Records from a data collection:
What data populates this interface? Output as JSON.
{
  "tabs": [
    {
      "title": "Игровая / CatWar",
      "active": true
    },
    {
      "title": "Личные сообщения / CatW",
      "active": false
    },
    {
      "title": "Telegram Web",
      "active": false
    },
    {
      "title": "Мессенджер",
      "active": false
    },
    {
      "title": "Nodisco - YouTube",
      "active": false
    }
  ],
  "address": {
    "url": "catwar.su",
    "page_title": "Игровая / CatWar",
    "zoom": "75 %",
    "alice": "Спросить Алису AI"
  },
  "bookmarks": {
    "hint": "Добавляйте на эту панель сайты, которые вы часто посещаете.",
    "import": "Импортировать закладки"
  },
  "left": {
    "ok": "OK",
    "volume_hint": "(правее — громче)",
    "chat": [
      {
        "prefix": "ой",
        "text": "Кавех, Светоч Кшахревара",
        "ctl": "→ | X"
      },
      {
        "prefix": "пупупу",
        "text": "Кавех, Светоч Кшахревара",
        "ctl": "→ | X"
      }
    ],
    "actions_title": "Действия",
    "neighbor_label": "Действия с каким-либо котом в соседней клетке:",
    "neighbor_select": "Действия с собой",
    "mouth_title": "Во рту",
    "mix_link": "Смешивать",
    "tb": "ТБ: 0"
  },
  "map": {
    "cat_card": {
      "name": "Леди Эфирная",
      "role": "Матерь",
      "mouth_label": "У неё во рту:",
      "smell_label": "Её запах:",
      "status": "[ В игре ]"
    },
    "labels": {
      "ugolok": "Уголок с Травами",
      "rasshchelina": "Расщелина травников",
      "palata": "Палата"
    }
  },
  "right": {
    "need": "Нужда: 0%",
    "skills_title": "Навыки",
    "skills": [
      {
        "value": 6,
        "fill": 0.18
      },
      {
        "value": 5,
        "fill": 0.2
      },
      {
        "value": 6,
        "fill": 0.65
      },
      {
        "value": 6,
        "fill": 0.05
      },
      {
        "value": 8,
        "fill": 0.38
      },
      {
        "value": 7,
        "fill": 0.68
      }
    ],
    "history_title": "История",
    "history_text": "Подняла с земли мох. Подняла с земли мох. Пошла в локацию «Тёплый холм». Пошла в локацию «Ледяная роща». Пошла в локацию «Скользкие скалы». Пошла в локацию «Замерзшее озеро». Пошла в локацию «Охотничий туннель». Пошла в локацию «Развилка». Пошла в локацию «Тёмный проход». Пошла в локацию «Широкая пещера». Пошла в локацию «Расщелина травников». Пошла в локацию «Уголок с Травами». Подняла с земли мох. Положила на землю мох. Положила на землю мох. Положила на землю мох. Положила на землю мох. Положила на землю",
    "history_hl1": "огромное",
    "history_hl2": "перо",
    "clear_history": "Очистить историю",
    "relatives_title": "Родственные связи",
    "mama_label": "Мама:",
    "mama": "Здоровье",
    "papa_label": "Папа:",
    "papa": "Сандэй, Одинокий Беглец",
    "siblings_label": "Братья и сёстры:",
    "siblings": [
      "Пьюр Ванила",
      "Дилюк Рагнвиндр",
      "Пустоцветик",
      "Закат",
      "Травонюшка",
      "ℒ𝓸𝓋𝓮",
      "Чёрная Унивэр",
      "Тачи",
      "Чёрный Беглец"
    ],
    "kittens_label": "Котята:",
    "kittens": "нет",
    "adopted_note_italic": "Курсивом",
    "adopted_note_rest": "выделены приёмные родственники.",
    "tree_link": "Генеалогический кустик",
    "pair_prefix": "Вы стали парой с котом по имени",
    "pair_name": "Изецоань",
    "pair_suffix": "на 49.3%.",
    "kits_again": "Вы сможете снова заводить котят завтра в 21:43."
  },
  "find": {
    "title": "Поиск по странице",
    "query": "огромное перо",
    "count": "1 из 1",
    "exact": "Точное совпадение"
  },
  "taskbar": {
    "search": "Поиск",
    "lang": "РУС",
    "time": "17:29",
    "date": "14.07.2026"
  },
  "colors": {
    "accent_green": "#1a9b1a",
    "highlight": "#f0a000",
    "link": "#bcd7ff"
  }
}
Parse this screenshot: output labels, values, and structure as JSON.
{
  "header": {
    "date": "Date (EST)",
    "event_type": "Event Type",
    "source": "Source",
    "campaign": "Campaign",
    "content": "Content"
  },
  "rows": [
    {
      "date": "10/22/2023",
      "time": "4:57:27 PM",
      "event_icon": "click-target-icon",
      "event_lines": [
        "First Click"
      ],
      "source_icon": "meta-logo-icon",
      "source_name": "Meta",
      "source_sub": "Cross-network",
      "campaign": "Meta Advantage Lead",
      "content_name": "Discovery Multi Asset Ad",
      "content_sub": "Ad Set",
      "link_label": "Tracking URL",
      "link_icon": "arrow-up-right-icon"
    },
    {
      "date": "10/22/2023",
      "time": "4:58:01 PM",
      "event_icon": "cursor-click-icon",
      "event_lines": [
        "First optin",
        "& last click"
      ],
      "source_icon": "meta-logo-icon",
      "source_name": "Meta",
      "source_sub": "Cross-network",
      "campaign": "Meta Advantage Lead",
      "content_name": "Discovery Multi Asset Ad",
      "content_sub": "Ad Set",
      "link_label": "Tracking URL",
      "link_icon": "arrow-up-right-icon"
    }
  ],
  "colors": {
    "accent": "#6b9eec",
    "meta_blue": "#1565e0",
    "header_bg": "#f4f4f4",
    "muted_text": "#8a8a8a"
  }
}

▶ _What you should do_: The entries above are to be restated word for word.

▶ _Answer to this problem_:
What data populates this interface? Output as JSON.
{
  "tabs": [
    {
      "title": "Игровая / CatWar",
      "active": true
    },
    {
      "title": "Личные сообщения / CatW",
      "active": false
    },
    {
      "title": "Telegram Web",
      "active": false
    },
    {
      "title": "Мессенджер",
      "active": false
    },
    {
      "title": "Nodisco - YouTube",
      "active": false
    }
  ],
  "address": {
    "url": "catwar.su",
    "page_title": "Игровая / CatWar",
    "zoom": "75 %",
    "alice": "Спросить Алису AI"
  },
  "bookmarks": {
    "hint": "Добавляйте на эту панель сайты, которые вы часто посещаете.",
    "import": "Импортировать закладки"
  },
  "left": {
    "ok": "OK",
    "volume_hint": "(правее — громче)",
    "chat": [
      {
        "prefix": "ой",
        "text": "Кавех, Светоч Кшахревара",
        "ctl": "→ | X"
      },
      {
        "prefix": "пупупу",
        "text": "Кавех, Светоч Кшахревара",
        "ctl": "→ | X"
      }
    ],
    "actions_title": "Действия",
    "neighbor_label": "Действия с каким-либо котом в соседней клетке:",
    "neighbor_select": "Действия с собой",
    "mouth_title": "Во рту",
    "mix_link": "Смешивать",
    "tb": "ТБ: 0"
  },
  "map": {
    "cat_card": {
      "name": "Леди Эфирная",
      "role": "Матерь",
      "mouth_label": "У неё во рту:",
      "smell_label": "Её запах:",
      "status": "[ В игре ]"
    },
    "labels": {
      "ugolok": "Уголок с Травами",
      "rasshchelina": "Расщелина травников",
      "palata": "Палата"
    }
  },
  "right": {
    "need": "Нужда: 0%",
    "skills_title": "Навыки",
    "skills": [
      {
        "value": 6,
        "fill": 0.18
      },
      {
        "value": 5,
        "fill": 0.2
      },
      {
        "value": 6,
        "fill": 0.65
      },
      {
        "value": 6,
        "fill": 0.05
      },
      {
        "value": 8,
        "fill": 0.38
      },
      {
        "value": 7,
        "fill": 0.68
      }
    ],
    "history_title": "История",
    "history_text": "Подняла с земли мох. Подняла с земли мох. Пошла в локацию «Тёплый холм». Пошла в локацию «Ледяная роща». Пошла в локацию «Скользкие скалы». Пошла в локацию «Замерзшее озеро». Пошла в локацию «Охотничий туннель». Пошла в локацию «Развилка». Пошла в локацию «Тёмный проход». Пошла в локацию «Широкая пещера». Пошла в локацию «Расщелина травников». Пошла в локацию «Уголок с Травами». Подняла с земли мох. Положила на землю мох. Положила на землю мох. Положила на землю мох. Положила на землю мох. Положила на землю",
    "history_hl1": "огромное",
    "history_hl2": "перо",
    "clear_history": "Очистить историю",
    "relatives_title": "Родственные связи",
    "mama_label": "Мама:",
    "mama": "Здоровье",
    "papa_label": "Папа:",
    "papa": "Сандэй, Одинокий Беглец",
    "siblings_label": "Братья и сёстры:",
    "siblings": [
      "Пьюр Ванила",
      "Дилюк Рагнвиндр",
      "Пустоцветик",
      "Закат",
      "Травонюшка",
      "ℒ𝓸𝓋𝓮",
      "Чёрная Унивэр",
      "Тачи",
      "Чёрный Беглец"
    ],
    "kittens_label": "Котята:",
    "kittens": "нет",
    "adopted_note_italic": "Курсивом",
    "adopted_note_rest": "выделены приёмные родственники.",
    "tree_link": "Генеалогический кустик",
    "pair_prefix": "Вы стали парой с котом по имени",
    "pair_name": "Изецоань",
    "pair_suffix": "на 49.3%.",
    "kits_again": "Вы сможете снова заводить котят завтра в 21:43."
  },
  "find": {
    "title": "Поиск по странице",
    "query": "огромное перо",
    "count": "1 из 1",
    "exact": "Точное совпадение"
  },
  "taskbar": {
    "search": "Поиск",
    "lang": "РУС",
    "time": "17:29",
    "date": "14.07.2026"
  },
  "colors": {
    "accent_green": "#1a9b1a",
    "highlight": "#f0a000",
    "link": "#bcd7ff"
  }
}
Parse this screenshot: output labels, values, and structure as JSON.
{
  "header": {
    "date": "Date (EST)",
    "event_type": "Event Type",
    "source": "Source",
    "campaign": "Campaign",
    "content": "Content"
  },
  "rows": [
    {
      "date": "10/22/2023",
      "time": "4:57:27 PM",
      "event_icon": "click-target-icon",
      "event_lines": [
        "First Click"
      ],
      "source_icon": "meta-logo-icon",
      "source_name": "Meta",
      "source_sub": "Cross-network",
      "campaign": "Meta Advantage Lead",
      "content_name": "Discovery Multi Asset Ad",
      "content_sub": "Ad Set",
      "link_label": "Tracking URL",
      "link_icon": "arrow-up-right-icon"
    },
    {
      "date": "10/22/2023",
      "time": "4:58:01 PM",
      "event_icon": "cursor-click-icon",
      "event_lines": [
        "First optin",
        "& last click"
      ],
      "source_icon": "meta-logo-icon",
      "source_name": "Meta",
      "source_sub": "Cross-network",
      "campaign": "Meta Advantage Lead",
      "content_name": "Discovery Multi Asset Ad",
      "content_sub": "Ad Set",
      "link_label": "Tracking URL",
      "link_icon": "arrow-up-right-icon"
    }
  ],
  "colors": {
    "accent": "#6b9eec",
    "meta_blue": "#1565e0",
    "header_bg": "#f4f4f4",
    "muted_text": "#8a8a8a"
  }
}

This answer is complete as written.